Required action:
Every record here must be set down once more, precisely as it reads.

Records for this task:
════════
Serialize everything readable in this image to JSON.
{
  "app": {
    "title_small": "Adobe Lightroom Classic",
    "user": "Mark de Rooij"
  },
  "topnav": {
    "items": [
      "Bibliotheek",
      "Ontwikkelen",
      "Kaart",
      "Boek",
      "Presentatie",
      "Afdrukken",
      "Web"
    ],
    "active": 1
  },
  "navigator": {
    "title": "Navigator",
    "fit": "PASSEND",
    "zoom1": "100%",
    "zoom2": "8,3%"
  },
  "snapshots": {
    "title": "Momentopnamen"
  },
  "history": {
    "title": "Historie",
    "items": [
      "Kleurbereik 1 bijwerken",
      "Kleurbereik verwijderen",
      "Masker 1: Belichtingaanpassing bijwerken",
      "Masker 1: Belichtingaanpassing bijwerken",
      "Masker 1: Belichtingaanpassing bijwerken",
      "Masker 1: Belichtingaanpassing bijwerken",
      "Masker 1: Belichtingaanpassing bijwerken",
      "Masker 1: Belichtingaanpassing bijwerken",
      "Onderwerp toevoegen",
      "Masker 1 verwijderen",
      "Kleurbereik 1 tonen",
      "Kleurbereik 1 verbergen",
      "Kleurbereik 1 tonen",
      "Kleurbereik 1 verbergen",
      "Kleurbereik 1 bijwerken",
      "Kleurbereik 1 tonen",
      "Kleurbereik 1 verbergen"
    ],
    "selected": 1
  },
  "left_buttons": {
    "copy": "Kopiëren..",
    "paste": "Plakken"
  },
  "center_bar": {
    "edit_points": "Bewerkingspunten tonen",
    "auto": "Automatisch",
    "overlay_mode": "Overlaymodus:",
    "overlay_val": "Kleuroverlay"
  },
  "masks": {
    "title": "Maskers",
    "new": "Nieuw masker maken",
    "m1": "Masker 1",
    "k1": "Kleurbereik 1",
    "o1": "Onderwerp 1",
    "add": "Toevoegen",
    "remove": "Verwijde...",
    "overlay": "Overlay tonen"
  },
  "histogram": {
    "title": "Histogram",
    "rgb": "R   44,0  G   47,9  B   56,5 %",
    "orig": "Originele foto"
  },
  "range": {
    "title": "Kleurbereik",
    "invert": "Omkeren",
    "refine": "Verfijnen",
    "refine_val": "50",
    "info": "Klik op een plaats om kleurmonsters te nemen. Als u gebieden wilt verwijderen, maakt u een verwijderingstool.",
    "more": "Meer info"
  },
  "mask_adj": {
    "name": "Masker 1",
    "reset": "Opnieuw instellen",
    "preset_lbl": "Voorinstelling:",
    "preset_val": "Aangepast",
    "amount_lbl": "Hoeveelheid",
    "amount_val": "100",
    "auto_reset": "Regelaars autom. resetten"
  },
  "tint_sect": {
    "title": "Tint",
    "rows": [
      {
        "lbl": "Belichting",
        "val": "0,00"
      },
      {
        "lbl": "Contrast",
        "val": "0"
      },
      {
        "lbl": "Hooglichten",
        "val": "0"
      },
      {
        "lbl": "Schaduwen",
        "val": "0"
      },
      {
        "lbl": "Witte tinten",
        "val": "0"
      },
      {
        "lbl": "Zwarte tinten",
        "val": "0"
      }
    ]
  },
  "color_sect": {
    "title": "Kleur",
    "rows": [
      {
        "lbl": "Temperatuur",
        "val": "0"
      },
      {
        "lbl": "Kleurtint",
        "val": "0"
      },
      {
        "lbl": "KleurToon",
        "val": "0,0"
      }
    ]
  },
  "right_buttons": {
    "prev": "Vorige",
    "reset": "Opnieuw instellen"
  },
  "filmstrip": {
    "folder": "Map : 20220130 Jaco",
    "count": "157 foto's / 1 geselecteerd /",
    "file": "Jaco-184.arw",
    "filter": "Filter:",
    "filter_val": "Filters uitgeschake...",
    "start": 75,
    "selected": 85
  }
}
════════
Output for this task:
Serialize everything readable in this image to JSON.
{
  "app": {
    "title_small": "Adobe Lightroom Classic",
    "user": "Mark de Rooij"
  },
  "topnav": {
    "items": [
      "Bibliotheek",
      "Ontwikkelen",
      "Kaart",
      "Boek",
      "Presentatie",
      "Afdrukken",
      "Web"
    ],
    "active": 1
  },
  "navigator": {
    "title": "Navigator",
    "fit": "PASSEND",
    "zoom1": "100%",
    "zoom2": "8,3%"
  },
  "snapshots": {
    "title": "Momentopnamen"
  },
  "history": {
    "title": "Historie",
    "items": [
      "Kleurbereik 1 bijwerken",
      "Kleurbereik verwijderen",
      "Masker 1: Belichtingaanpassing bijwerken",
      "Masker 1: Belichtingaanpassing bijwerken",
      "Masker 1: Belichtingaanpassing bijwerken",
      "Masker 1: Belichtingaanpassing bijwerken",
      "Masker 1: Belichtingaanpassing bijwerken",
      "Masker 1: Belichtingaanpassing bijwerken",
      "Onderwerp toevoegen",
      "Masker 1 verwijderen",
      "Kleurbereik 1 tonen",
      "Kleurbereik 1 verbergen",
      "Kleurbereik 1 tonen",
      "Kleurbereik 1 verbergen",
      "Kleurbereik 1 bijwerken",
      "Kleurbereik 1 tonen",
      "Kleurbereik 1 verbergen"
    ],
    "selected": 1
  },
  "left_buttons": {
    "copy": "Kopiëren..",
    "paste": "Plakken"
  },
  "center_bar": {
    "edit_points": "Bewerkingspunten tonen",
    "auto": "Automatisch",
    "overlay_mode": "Overlaymodus:",
    "overlay_val": "Kleuroverlay"
  },
  "masks": {
    "title": "Maskers",
    "new": "Nieuw masker maken",
    "m1": "Masker 1",
    "k1": "Kleurbereik 1",
    "o1": "Onderwerp 1",
    "add": "Toevoegen",
    "remove": "Verwijde...",
    "overlay": "Overlay tonen"
  },
  "histogram": {
    "title": "Histogram",
    "rgb": "R   44,0  G   47,9  B   56,5 %",
    "orig": "Originele foto"
  },
  "range": {
    "title": "Kleurbereik",
    "invert": "Omkeren",
    "refine": "Verfijnen",
    "refine_val": "50",
    "info": "Klik op een plaats om kleurmonsters te nemen. Als u gebieden wilt verwijderen, maakt u een verwijderingstool.",
    "more": "Meer info"
  },
  "mask_adj": {
    "name": "Masker 1",
    "reset": "Opnieuw instellen",
    "preset_lbl": "Voorinstelling:",
    "preset_val": "Aangepast",
    "amount_lbl": "Hoeveelheid",
    "amount_val": "100",
    "auto_reset": "Regelaars autom. resetten"
  },
  "tint_sect": {
    "title": "Tint",
    "rows": [
      {
        "lbl": "Belichting",
        "val": "0,00"
      },
      {
        "lbl": "Contrast",
        "val": "0"
      },
      {
        "lbl": "Hooglichten",
        "val": "0"
      },
      {
        "lbl": "Schaduwen",
        "val": "0"
      },
      {
        "lbl": "Witte tinten",
        "val": "0"
      },
      {
        "lbl": "Zwarte tinten",
        "val": "0"
      }
    ]
  },
  "color_sect": {
    "title": "Kleur",
    "rows": [
      {
        "lbl": "Temperatuur",
        "val": "0"
      },
      {
        "lbl": "Kleurtint",
        "val": "0"
      },
      {
        "lbl": "KleurToon",
        "val": "0,0"
      }
    ]
  },
  "right_buttons": {
    "prev": "Vorige",
    "reset": "Opnieuw instellen"
  },
  "filmstrip": {
    "folder": "Map : 20220130 Jaco",
    "count": "157 foto's / 1 geselecteerd /",
    "file": "Jaco-184.arw",
    "filter": "Filter:",
    "filter_val": "Filters uitgeschake...",
    "start": 75,
    "selected": 85
  }
}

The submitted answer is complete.